On January 21, 1955, Schjeldahl began making plans for a new company to be located in the basement of the Medical Arts building in Northfield, Minnesota. The company secured a contract in April 1955 to create atmospheric research balloons made with Mylar polyester film, held together with an adhesive system that Schjeldahl developed. On September 1, 1955, the G.T. Schjeldahl Company went public. In addition to balloons, the company manufactured bag-making machines and heat-sealing adhesive tape. Eventually the company began developing a line of adhesive tapes for polyester bonding called Schjel-Bond (GT100, GT200, GT300, and GT400).
The G. T. Schjeldahl Company received national fame for designing and building Echo I, the first communications satellite. The Schjeldahl Company worked on both the Echo II, Stargazer, and Stratascope II projects. The company also made the laminate and adhesive materials for the Polaris missile program. These environmental seals, which were called diaphragms, kept water out of the submarine until a missile was released. G. T. Schjeldahl Company products and technology using vacuum deposition and lamination were used on the Pegasus satellite program, putting the company into the vacuum deposition business.
The weakening economy in 1967 caused government supported research to decrease. Schjeldahl resigned as Chairman of the Board and started Giltech, a company which concerned itself primarily with making bottles through the blow molding process. The Giltech Company merged with another plastics company, Rainville in 1972 to become Rainville, Inc. Eventually Rainville, Inc. merged with, and became, Universal Dynamics (UnaDyn). In 1970, Schjeldahl also created the Plastic Netting Machine Company. This company developed and produced devices for feeding and filling rigid plastic containers. The name of the company was changed to Sheldahl, Inc. in 1974 for ease of pronunciation and spelling.

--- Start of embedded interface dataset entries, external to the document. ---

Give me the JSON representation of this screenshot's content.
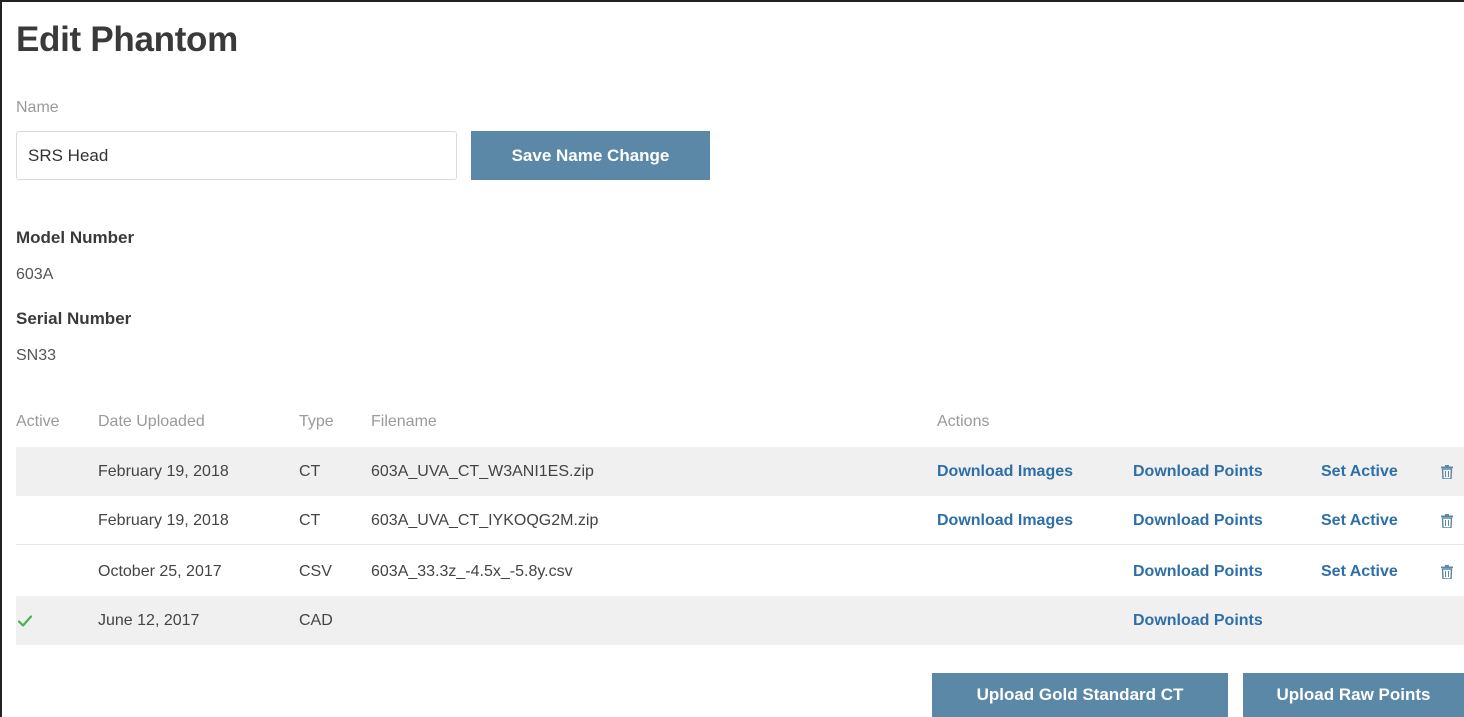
{
  "page": {
    "title": "Edit Phantom"
  },
  "name_section": {
    "label": "Name",
    "value": "SRS Head",
    "save_label": "Save Name Change"
  },
  "details": {
    "model_label": "Model Number",
    "model_value": "603A",
    "serial_label": "Serial Number",
    "serial_value": "SN33"
  },
  "table": {
    "headers": {
      "active": "Active",
      "date": "Date Uploaded",
      "type": "Type",
      "filename": "Filename",
      "actions": "Actions"
    },
    "rows": [
      {
        "active": false,
        "date": "February 19, 2018",
        "type": "CT",
        "filename": "603A_UVA_CT_W3ANI1ES.zip",
        "download_images": "Download Images",
        "download_points": "Download Points",
        "set_active": "Set Active",
        "delete_icon": "trash-icon"
      },
      {
        "active": false,
        "date": "February 19, 2018",
        "type": "CT",
        "filename": "603A_UVA_CT_IYKOQG2M.zip",
        "download_images": "Download Images",
        "download_points": "Download Points",
        "set_active": "Set Active",
        "delete_icon": "trash-icon"
      },
      {
        "active": false,
        "date": "October 25, 2017",
        "type": "CSV",
        "filename": "603A_33.3z_-4.5x_-5.8y.csv",
        "download_points": "Download Points",
        "set_active": "Set Active",
        "delete_icon": "trash-icon"
      },
      {
        "active": true,
        "date": "June 12, 2017",
        "type": "CAD",
        "filename": "",
        "download_points": "Download Points",
        "active_icon": "checkmark-icon"
      }
    ]
  },
  "footer_buttons": {
    "upload_ct": "Upload Gold Standard CT",
    "upload_points": "Upload Raw Points"
  },
  "colors": {
    "accent_button": "#5b88a6",
    "link": "#2e6fa7",
    "active_check": "#4caf50",
    "row_shade": "#f0f0f0"
  }
}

In 1978, Schjeldahl suffered a mild heart attack. During his recovery, he pondered techniques for opening up blocked arteries. This led to another business venture, the Cathedyne Corporation. Schjeldahl worked with his cardiologist on improving coronary angioplasty catheters. The Cathedyne Corporation was sold to Angiomedics, Inc., a subsidiary of Pfizer, in 1983.
In 2000, Sheldahl, Inc. merged with International Flex Technologies, headquartered in New York. In 2004, Sheldahl was purchased by the Multek Corporation.
Photographs, Sheldahl, Inc. business records, and other materials related to his business in Northfield, MN are held at the Northfield Historical Society.